Miri is a daydreamer who still likes to pretend. From time to time, she has thoughts of flying with fairies, or being a Wolf Princess, but what she is seeing and hearing now in this unfamiliarly decorated room is beyond her most fantastical dreams. Miri may have traveled back to 1935 because of a magical lens,
but she was summoned there by people who needed her help.
And not only do these people believe in magic; they are about to confirm that magic can exist for Miri, too.
Miri feels like the extra in her family. Her family is the “one” in the “one in eight million” family statistic, because Miri has a set of twin brothers and a set of twin sisters. She feels left out when her brothers have fun, and when her parents are busy, Miri is the one
who has to babysit her little sisters. To make matters worse, her mother is blind to the fact that her brothers gang up on her and are often the instigators of fights. Miri’s family perspective changes, though, when she sees what life is like in 1935 for eleven-year-old Molly Gardner.
Miri may feel like a prisoner in her family, but Molly is treated like one in hers. Risking her life, Miri goes back in time to rescue Molly from the cruelty and danger that surrounds her life. Miri’s rescue plan involves Halloween props, her brother’s strange selection of music, and a second pair of magical lenses. Although initially shocked and confused that she was trapped in 1935 - and without any socks at that - Miri works hard while there to save Molly’s life and to correct a slip in time.

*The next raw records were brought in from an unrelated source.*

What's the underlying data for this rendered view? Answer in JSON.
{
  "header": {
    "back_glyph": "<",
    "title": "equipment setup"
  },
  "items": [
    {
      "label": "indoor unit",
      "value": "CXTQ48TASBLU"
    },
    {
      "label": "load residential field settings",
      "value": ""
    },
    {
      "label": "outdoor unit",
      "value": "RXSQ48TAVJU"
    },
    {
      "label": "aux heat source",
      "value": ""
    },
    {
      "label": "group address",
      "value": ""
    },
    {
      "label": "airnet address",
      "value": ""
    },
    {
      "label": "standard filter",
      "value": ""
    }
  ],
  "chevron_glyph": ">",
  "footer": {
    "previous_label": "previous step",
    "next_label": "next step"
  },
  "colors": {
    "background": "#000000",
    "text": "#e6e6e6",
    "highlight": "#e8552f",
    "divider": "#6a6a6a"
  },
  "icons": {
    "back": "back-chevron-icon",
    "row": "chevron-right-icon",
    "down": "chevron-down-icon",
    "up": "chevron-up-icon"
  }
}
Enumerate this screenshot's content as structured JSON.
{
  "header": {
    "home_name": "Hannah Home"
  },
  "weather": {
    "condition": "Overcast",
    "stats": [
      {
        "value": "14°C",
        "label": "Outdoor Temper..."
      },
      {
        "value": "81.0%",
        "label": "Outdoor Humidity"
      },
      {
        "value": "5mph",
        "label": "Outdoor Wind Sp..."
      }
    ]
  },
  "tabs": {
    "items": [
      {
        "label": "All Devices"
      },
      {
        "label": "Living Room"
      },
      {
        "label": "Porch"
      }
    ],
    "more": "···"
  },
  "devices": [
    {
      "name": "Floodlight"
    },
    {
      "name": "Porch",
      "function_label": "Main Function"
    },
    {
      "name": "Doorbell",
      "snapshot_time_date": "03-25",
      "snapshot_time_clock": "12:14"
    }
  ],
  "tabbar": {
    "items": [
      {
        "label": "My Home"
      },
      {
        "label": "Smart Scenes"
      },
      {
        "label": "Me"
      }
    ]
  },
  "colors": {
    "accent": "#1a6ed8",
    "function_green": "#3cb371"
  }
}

Young readers may sigh and wish they could find something similar in their house - something to make their world a more magical and amazing place. They may not have found that something yet, but there is this book. It could work until such a time.
Annie Barrows has a degree in Medieval History and an M.F.A. in Creative Writing. Before working as an author, Annie Barrows was an editor of “a couple hundred books.” Her first children’s books are about two best friends -
Ivy and Bean. Her adult book, "Guernsey Literary and the Potato Peel Society," will be published in the summer of 2008. It was written by Barrows and her niece Mary Anne Shaffer.